Entries shown Start Marker
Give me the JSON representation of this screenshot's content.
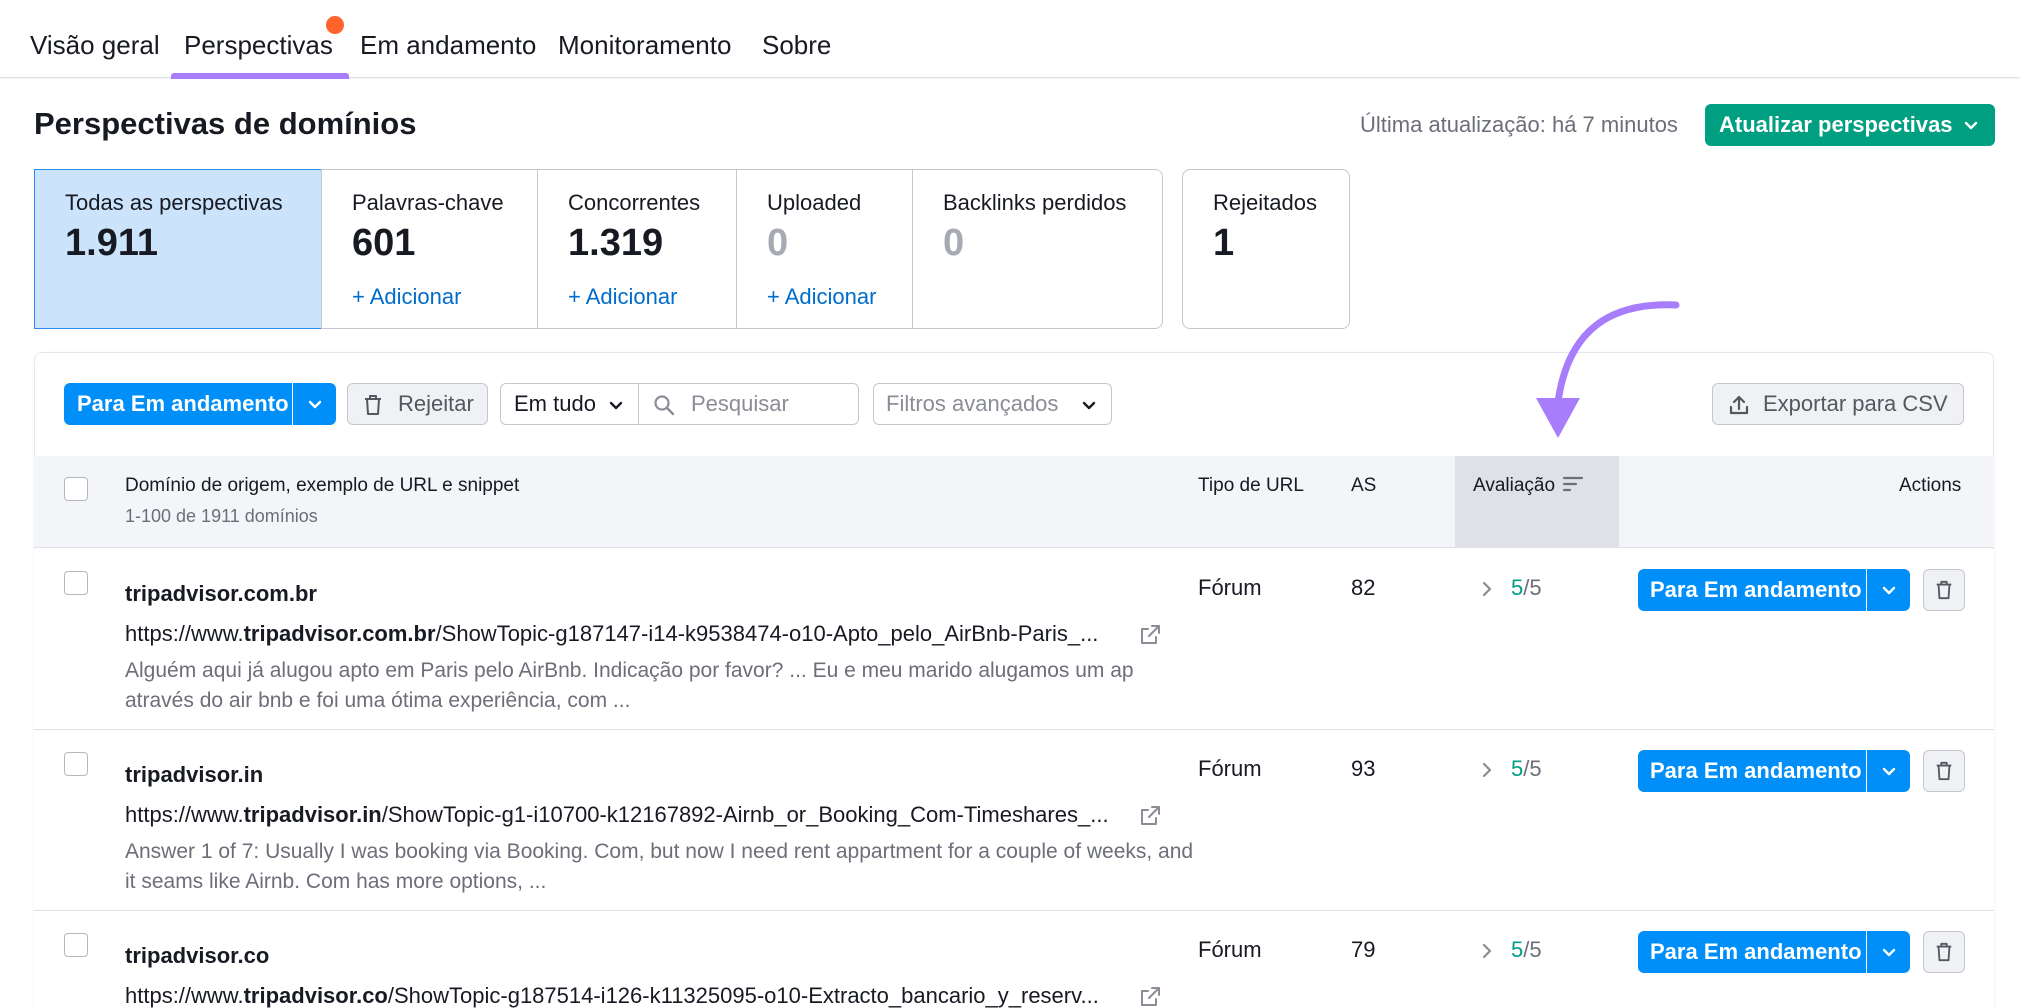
{
  "nav": {
    "tabs": [
      {
        "label": "Visão geral"
      },
      {
        "label": "Perspectivas"
      },
      {
        "label": "Em andamento"
      },
      {
        "label": "Monitoramento"
      },
      {
        "label": "Sobre"
      }
    ],
    "active_tab": "Perspectivas",
    "notification_color": "#ff642d"
  },
  "header": {
    "title": "Perspectivas de domínios",
    "last_update": "Última atualização: há 7 minutos",
    "update_button": "Atualizar perspectivas"
  },
  "cards": [
    {
      "label": "Todas as perspectivas",
      "value": "1.911",
      "add": ""
    },
    {
      "label": "Palavras-chave",
      "value": "601",
      "add": "+ Adicionar"
    },
    {
      "label": "Concorrentes",
      "value": "1.319",
      "add": "+ Adicionar"
    },
    {
      "label": "Uploaded",
      "value": "0",
      "add": "+ Adicionar"
    },
    {
      "label": "Backlinks perdidos",
      "value": "0",
      "add": ""
    },
    {
      "label": "Rejeitados",
      "value": "1",
      "add": ""
    }
  ],
  "toolbar": {
    "move_button": "Para Em andamento",
    "reject_button": "Rejeitar",
    "scope_select": "Em tudo",
    "search_placeholder": "Pesquisar",
    "filters": "Filtros avançados",
    "export_button": "Exportar para CSV"
  },
  "table": {
    "columns": {
      "domain": "Domínio de origem, exemplo de URL e snippet",
      "domain_sub": "1-100 de 1911 domínios",
      "type": "Tipo de URL",
      "as": "AS",
      "rating": "Avaliação",
      "actions": "Actions"
    },
    "rows": [
      {
        "domain": "tripadvisor.com.br",
        "url_prefix": "https://www.",
        "url_domain": "tripadvisor.com.br",
        "url_path": "/ShowTopic-g187147-i14-k9538474-o10-Apto_pelo_AirBnb-Paris_...",
        "snippet": "Alguém aqui já alugou apto em Paris pelo AirBnb. Indicação por favor? ... Eu e meu marido alugamos um ap através do air bnb e foi uma ótima experiência, com ...",
        "type": "Fórum",
        "as": "82",
        "score": "5",
        "score_max": "/5",
        "action": "Para Em andamento"
      },
      {
        "domain": "tripadvisor.in",
        "url_prefix": "https://www.",
        "url_domain": "tripadvisor.in",
        "url_path": "/ShowTopic-g1-i10700-k12167892-Airnb_or_Booking_Com-Timeshares_...",
        "snippet": "Answer 1 of 7: Usually I was booking via Booking. Com, but now I need rent appartment for a couple of weeks, and it seams like Airnb. Com has more options, ...",
        "type": "Fórum",
        "as": "93",
        "score": "5",
        "score_max": "/5",
        "action": "Para Em andamento"
      },
      {
        "domain": "tripadvisor.co",
        "url_prefix": "https://www.",
        "url_domain": "tripadvisor.co",
        "url_path": "/ShowTopic-g187514-i126-k11325095-o10-Extracto_bancario_y_reserv...",
        "snippet": "",
        "type": "Fórum",
        "as": "79",
        "score": "5",
        "score_max": "/5",
        "action": "Para Em andamento"
      }
    ]
  },
  "colors": {
    "accent_purple": "#a77dfb",
    "primary_blue": "#008ff8",
    "green": "#009f81",
    "link_blue": "#006dca"
  }
}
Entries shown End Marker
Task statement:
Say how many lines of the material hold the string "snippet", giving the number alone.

Solution to this problem:
4